There is no guaranteed formula for achieving maximum impact in the field of international development, as outcomes are subject to countless external forces far beyond any one person’s control. However, there are a series of strategies and techniques that researchers, practitioners, and evaluators can utilise to increase the likelihood of their work having an impact.
Here we have a curated collection of guidance to best enhance research communications:
- Six useful guides on communication strategies (10min, blogpost)
- The CARIAA RiU Learning Guide (20min, PDF)
- Enhancing Research Impact in International Development: A Practical Guide for Practitioners and Researchers (60min, PDF)
- Improving Research Use in International Development: An RDI Network Action Research Project (90mins, PDF)
Here is a collection of our key findings from the above collection:
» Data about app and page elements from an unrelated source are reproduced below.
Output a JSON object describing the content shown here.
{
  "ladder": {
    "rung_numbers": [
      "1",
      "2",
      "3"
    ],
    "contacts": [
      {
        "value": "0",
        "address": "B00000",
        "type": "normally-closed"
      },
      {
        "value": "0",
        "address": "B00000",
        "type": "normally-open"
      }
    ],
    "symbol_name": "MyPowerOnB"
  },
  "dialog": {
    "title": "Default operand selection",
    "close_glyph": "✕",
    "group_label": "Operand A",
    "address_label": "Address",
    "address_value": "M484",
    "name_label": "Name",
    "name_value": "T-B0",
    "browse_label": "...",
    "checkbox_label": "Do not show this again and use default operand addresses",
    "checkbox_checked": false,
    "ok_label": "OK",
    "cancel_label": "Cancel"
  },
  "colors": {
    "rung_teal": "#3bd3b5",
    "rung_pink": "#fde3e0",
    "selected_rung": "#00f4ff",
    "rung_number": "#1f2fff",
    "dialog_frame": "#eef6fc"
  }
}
- Know your audience. To reach your target audience, you need to write for your target audience. Significant attention should be paid to understanding the cultural context in which your report exists. Acknowledge and understand the internal assumptions underpinning your output(s).
- Set goals. There are various strategies for management of goals and expectations. Most important is to have a set of questions to ask to help stakeholders come together and create a shared understanding their goals.
- Revise, revise revise! All documents placed heavy emphasis upon constant monitoring and revision, encouraging researchers to self evaluate their efforts to ensure that they are positioned to maximise research impact. Plans must be made to successfully accept and incorporate feedback into future efforts.
- It is very difficult to track your impact: There are multiple explanations as to why change occurs and what prompts it, so it can be challenging and unrewarding for researchers to track their impact. However, there are identifiable key moments of engagement that can be linked to contributing to a wider change.
- Once published, research is beyond your control. There is always the possibility for research to have unintended, adverse impact. To minimise the likelihood of “grimpact”, researchers, practitioners, and evaluators need to spend time considering all potential outcomes of research.